Remember, as demand patterns and costs change over time, it’s important to update this calculation periodically.
The EOQ formula is:
EOQ = √(2DS / H)
- Q = EOQ units
- D = Demand in units (typically on an annual basis)
- S = Order cost (per P.O.)
- H = Holding costs (per unit, per year)
The result of the EOQ formula will give you the optimal order quantity that minimizes the total inventory costs.
Minimum Order Quantity (MOQ)
Likewise, suppliers are optimizing their own inventories and costs, so you’ll want to ensure your terms are favorable. Work with your suppliers on minimum order quantity (MOQ) — the lowest quantity of product they are willing to produce or sell in a single order — and make sure that their MOQs don’t leave you with excess inventory.
Strike a balance between the supplier’s requirements and your own inventory management needs. This may involve negotiating a lower MOQ, adjusting order frequency, or finding alternative suppliers with more favorable MOQ terms.
Leveraging External Expertise for Inventory Optimization
While the strategies mentioned above are effective, implementing them can be challenging for organizations without sufficient expertise. Hiring external talent with specialized knowledge in inventory optimization management can streamline the process and ensure a higher degree of success.
Several of the strategies above rely on knowing when to recalculate a formula based on internal and external factors. An experienced partner can help identify those key moments and update models accordingly.
External experts bring fresh perspectives, up-to-date technology insights, and proven strategies that can significantly enhance your inventory management system. By partnering with external specialists, you can optimize your inventory, reduce costs, improve efficiency, and ultimately, bolster your bottom line.
Meet the Author

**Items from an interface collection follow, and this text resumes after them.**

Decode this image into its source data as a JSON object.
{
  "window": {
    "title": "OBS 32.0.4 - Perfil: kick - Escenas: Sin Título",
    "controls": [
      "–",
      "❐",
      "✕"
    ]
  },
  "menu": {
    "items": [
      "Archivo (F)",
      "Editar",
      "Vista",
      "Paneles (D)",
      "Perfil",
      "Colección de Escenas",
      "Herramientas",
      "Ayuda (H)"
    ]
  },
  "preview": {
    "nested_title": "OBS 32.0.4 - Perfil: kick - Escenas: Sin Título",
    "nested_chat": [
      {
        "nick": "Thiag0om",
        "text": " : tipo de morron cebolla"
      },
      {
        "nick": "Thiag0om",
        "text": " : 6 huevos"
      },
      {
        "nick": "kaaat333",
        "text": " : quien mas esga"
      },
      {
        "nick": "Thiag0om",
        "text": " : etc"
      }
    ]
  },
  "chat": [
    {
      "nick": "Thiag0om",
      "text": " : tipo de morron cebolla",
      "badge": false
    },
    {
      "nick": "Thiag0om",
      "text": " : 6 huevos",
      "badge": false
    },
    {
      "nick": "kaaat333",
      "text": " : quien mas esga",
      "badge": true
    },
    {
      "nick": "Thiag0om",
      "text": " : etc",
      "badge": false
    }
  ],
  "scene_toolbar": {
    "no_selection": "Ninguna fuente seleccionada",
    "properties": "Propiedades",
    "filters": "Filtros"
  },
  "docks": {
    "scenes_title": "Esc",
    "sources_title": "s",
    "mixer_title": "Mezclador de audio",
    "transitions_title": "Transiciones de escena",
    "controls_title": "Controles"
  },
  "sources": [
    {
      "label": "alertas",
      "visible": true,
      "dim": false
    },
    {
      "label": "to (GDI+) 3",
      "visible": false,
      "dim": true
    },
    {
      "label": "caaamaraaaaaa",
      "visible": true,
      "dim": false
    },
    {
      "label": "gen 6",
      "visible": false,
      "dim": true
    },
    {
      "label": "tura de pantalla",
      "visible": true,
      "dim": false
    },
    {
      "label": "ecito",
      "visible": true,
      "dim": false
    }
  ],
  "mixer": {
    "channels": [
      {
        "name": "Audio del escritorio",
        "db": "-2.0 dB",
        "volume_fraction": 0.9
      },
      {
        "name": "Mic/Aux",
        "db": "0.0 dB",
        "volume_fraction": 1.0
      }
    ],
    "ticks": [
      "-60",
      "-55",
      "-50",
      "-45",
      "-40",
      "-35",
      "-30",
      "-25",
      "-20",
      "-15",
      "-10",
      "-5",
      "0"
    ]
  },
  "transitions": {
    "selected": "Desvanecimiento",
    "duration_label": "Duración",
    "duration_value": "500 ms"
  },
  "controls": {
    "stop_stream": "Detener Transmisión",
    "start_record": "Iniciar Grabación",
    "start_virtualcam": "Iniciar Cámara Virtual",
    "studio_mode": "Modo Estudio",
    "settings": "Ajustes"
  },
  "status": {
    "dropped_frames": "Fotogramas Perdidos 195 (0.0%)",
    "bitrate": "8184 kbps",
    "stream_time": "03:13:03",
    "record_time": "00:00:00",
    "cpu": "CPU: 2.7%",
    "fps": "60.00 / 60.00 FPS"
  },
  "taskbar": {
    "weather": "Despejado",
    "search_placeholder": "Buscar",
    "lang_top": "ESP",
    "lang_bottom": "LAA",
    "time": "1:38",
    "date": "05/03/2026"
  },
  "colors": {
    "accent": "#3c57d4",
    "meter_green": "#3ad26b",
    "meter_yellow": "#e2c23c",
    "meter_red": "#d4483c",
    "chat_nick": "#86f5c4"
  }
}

Tara is an Expert on the Catalant platform with over 20 years of experience in purchasing, sourcing, logistics, demand and supply planning, S&OP, inventory management and production. Tara is Lean Six Sigma Green Belt certified as well as AIPCS certified. She has been featured in supply chain publications like CHAIN Magazine for supply chain and sustainability contributions. Tara earned her undergraduate degree in business from Clayton State University and her MBA from Mercer University.